This is a test article I am running at the moment. It will likely be changed or updated at some point, but for the most part, it should still prove helpful to you.
There are two proven ways to assess whether doing something is worth it, along with one way I have narrowed down for myself.
Cost/Benefit ratio: how much will this cost versus how much will it benefit you. Example: Buying a candy bar: $.50 for a few moments of delicious satisfaction? Probably worth it. Living on candy bars: $70 a week on one food you’ll be sick of in 3 days and will quickly rob you of your teeth, waistline and dignity? Not a very savvy investment.
Reward/Risk ratio: what the payoff for doing something is compared to the potential backlash. Example: Giving the finger to someone that cut you off in traffic: could cause a newsworthy story of road rage, but will likely do nothing but piss them off and make you feel just a little better. Ramming their car off the road? That will certainly let them know you’re angry at them, but will also damage both vehicles (which you’ll be liable for financially), possibly cause bodily harm to you both, and will certainly cause you quite a bit of legal trouble, amongst other problems.

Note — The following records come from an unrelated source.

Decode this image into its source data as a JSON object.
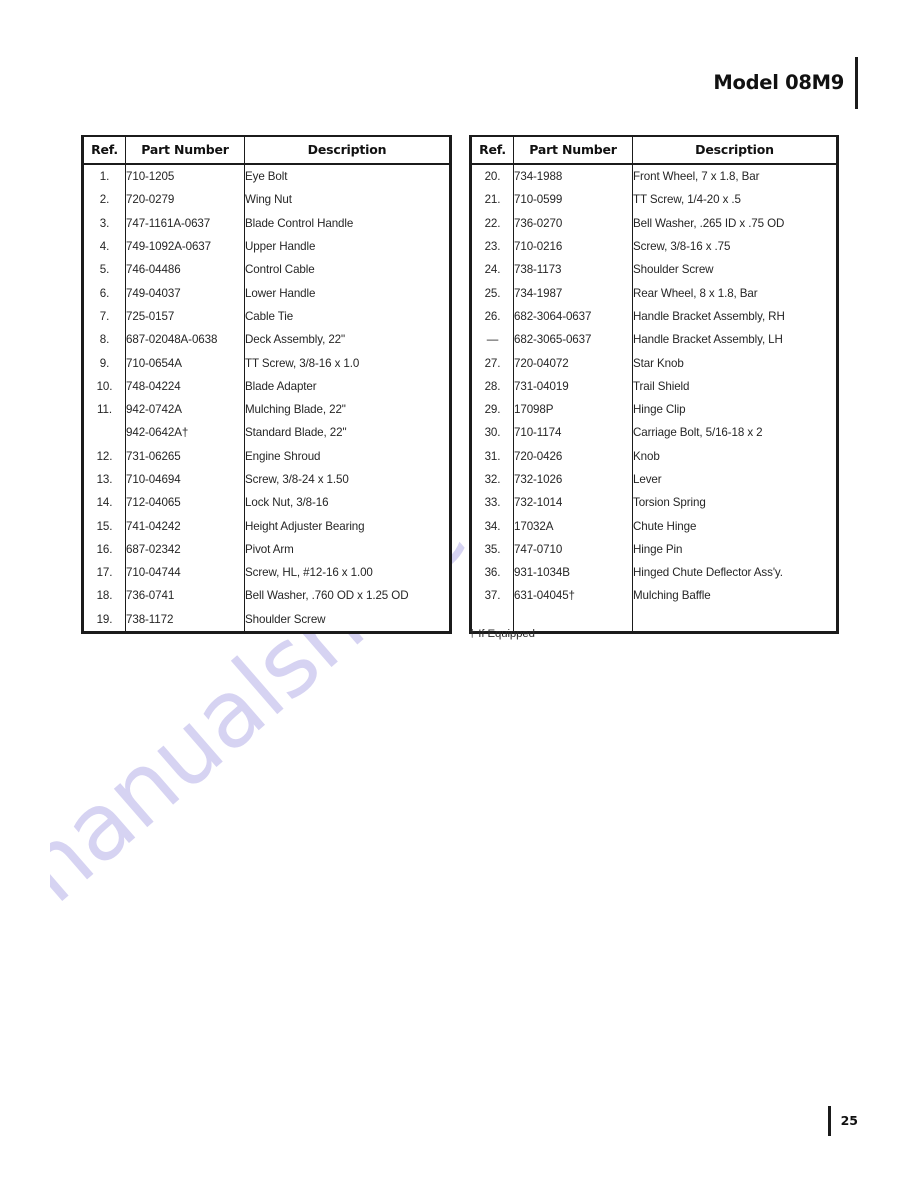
{
  "header": {
    "model_title": "Model 08M9"
  },
  "footer": {
    "page_number": "25"
  },
  "footnote": "† If Equipped",
  "tables": {
    "columns": {
      "ref": "Ref.",
      "part_number": "Part Number",
      "description": "Description"
    },
    "left": {
      "rows": [
        {
          "ref": "1.",
          "part": "710-1205",
          "desc": "Eye Bolt"
        },
        {
          "ref": "2.",
          "part": "720-0279",
          "desc": "Wing Nut"
        },
        {
          "ref": "3.",
          "part": "747-1161A-0637",
          "desc": "Blade Control Handle"
        },
        {
          "ref": "4.",
          "part": "749-1092A-0637",
          "desc": "Upper Handle"
        },
        {
          "ref": "5.",
          "part": "746-04486",
          "desc": "Control Cable"
        },
        {
          "ref": "6.",
          "part": "749-04037",
          "desc": "Lower Handle"
        },
        {
          "ref": "7.",
          "part": "725-0157",
          "desc": "Cable Tie"
        },
        {
          "ref": "8.",
          "part": "687-02048A-0638",
          "desc": "Deck Assembly, 22\""
        },
        {
          "ref": "9.",
          "part": "710-0654A",
          "desc": "TT Screw, 3/8-16 x 1.0"
        },
        {
          "ref": "10.",
          "part": "748-04224",
          "desc": "Blade Adapter"
        },
        {
          "ref": "11.",
          "part": "942-0742A",
          "desc": "Mulching Blade, 22\""
        },
        {
          "ref": "",
          "part": "942-0642A†",
          "desc": "Standard Blade, 22\""
        },
        {
          "ref": "12.",
          "part": "731-06265",
          "desc": "Engine Shroud"
        },
        {
          "ref": "13.",
          "part": "710-04694",
          "desc": "Screw, 3/8-24 x 1.50"
        },
        {
          "ref": "14.",
          "part": "712-04065",
          "desc": "Lock Nut, 3/8-16"
        },
        {
          "ref": "15.",
          "part": "741-04242",
          "desc": "Height Adjuster Bearing"
        },
        {
          "ref": "16.",
          "part": "687-02342",
          "desc": "Pivot Arm"
        },
        {
          "ref": "17.",
          "part": "710-04744",
          "desc": "Screw, HL, #12-16 x 1.00"
        },
        {
          "ref": "18.",
          "part": "736-0741",
          "desc": "Bell Washer, .760 OD x 1.25 OD"
        },
        {
          "ref": "19.",
          "part": "738-1172",
          "desc": "Shoulder Screw"
        }
      ]
    },
    "right": {
      "rows": [
        {
          "ref": "20.",
          "part": "734-1988",
          "desc": "Front Wheel, 7 x 1.8, Bar"
        },
        {
          "ref": "21.",
          "part": "710-0599",
          "desc": "TT Screw, 1/4-20 x .5"
        },
        {
          "ref": "22.",
          "part": "736-0270",
          "desc": "Bell Washer, .265 ID x .75 OD"
        },
        {
          "ref": "23.",
          "part": "710-0216",
          "desc": "Screw, 3/8-16 x .75"
        },
        {
          "ref": "24.",
          "part": "738-1173",
          "desc": "Shoulder Screw"
        },
        {
          "ref": "25.",
          "part": "734-1987",
          "desc": "Rear Wheel, 8 x 1.8, Bar"
        },
        {
          "ref": "26.",
          "part": "682-3064-0637",
          "desc": "Handle Bracket Assembly, RH"
        },
        {
          "ref": "—",
          "part": "682-3065-0637",
          "desc": "Handle Bracket Assembly, LH"
        },
        {
          "ref": "27.",
          "part": "720-04072",
          "desc": "Star Knob"
        },
        {
          "ref": "28.",
          "part": "731-04019",
          "desc": "Trail Shield"
        },
        {
          "ref": "29.",
          "part": "17098P",
          "desc": "Hinge Clip"
        },
        {
          "ref": "30.",
          "part": "710-1174",
          "desc": "Carriage Bolt, 5/16-18 x 2"
        },
        {
          "ref": "31.",
          "part": "720-0426",
          "desc": "Knob"
        },
        {
          "ref": "32.",
          "part": "732-1026",
          "desc": "Lever"
        },
        {
          "ref": "33.",
          "part": "732-1014",
          "desc": "Torsion Spring"
        },
        {
          "ref": "34.",
          "part": "17032A",
          "desc": "Chute Hinge"
        },
        {
          "ref": "35.",
          "part": "747-0710",
          "desc": "Hinge Pin"
        },
        {
          "ref": "36.",
          "part": "931-1034B",
          "desc": "Hinged Chute Deflector Ass'y."
        },
        {
          "ref": "37.",
          "part": "631-04045†",
          "desc": "Mulching Baffle"
        },
        {
          "ref": "",
          "part": "",
          "desc": ""
        }
      ]
    }
  },
  "watermark": {
    "text": "manualshive.com",
    "color": "#d6d3f2"
  }
}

They do have a key difference: the first emphasizing a known cost, the latter a potential cost. But both are fairly similar, in that both highlight a payoff for yourself, whether material or not. The method I like to use is two-fold:
1. Does the real world reward/benefit outweigh the risk/cost and effort?
2. If not, will it be entertaining enough to justify it? For example, I once bought a drink for some loser at a bar I was sitting at. Waste of $7 in an investment sense, but the show I got watching him stumble around and make a total ass of himself was the most hilarious thing I had seen all week, so in my head this was totally justified. Had this cost me, say, more than $50, or had somehow gotten me into legal trouble, I might sing a different tune about this, but it cost me very little for quite a show.
How does this apply to you? Obviously this isn’t to say you should treat your choice to grab those Reese’s cups at the checkout line like a life or death dilemma: that’s trading a dollar for a treat. But many decisions you make, or are told to make, tend to be very high on the risk/cost side, but with no guaranteed benefit/reward. A few of the things I am against, like marriage, kids, owning a home, getting that doctorate in sociology, etc., happen to be the highest risk for what is arguably a widely varying field of reward.
In your life, you will be faced with many choices, some more important, others more trivial. How you approach those choices will more or less dictate how your life will end up, so it’s very pertinent for you to work out how to make these choices for yourself, and more importantly, learn how to remove emotion from the more important ones. It’s understandable to impulse buy a bacon wrapped Snicker’s, because you only spent like $2 and an hour on the toilet is probably the worst consequence you’ll face (and let’s face it: a bacon wrapped Snicker’s is goddamn worth it).
It’s much harder to take out a loan to buy a Lamborghini and a pet tiger with the same logic. Both are probably awesome to own for a while, but the $2000 oil changes and the regular child maulings aren’t an expense you want to have in the future. And to throw in one that’s both high risk and reward: you could be in dangerous territory, and choosing to escape means you may die, but staying means you will certainly die; choosing to escape is high risk, but the reward is getting away from guaranteed death.
I can’t tell you which each and every single choice is right for you; that’s for you to decide. But, in no small part of watching people take every choice like “it’s destiny” or it’s “meant to happen” or “they deserved it”, and the suffering that comes with it, I implore you to at least figure out for yourself how to make a judgment call to tell whether what you’re about to do, or buy, or participate in, will benefit you, or your future. And in the end, you’re the only one in control of what you do in your future; you might as well pave part of that path for yourself. Hell, if nothing else, make that choice entertaining. You owe at least that to yourself, right?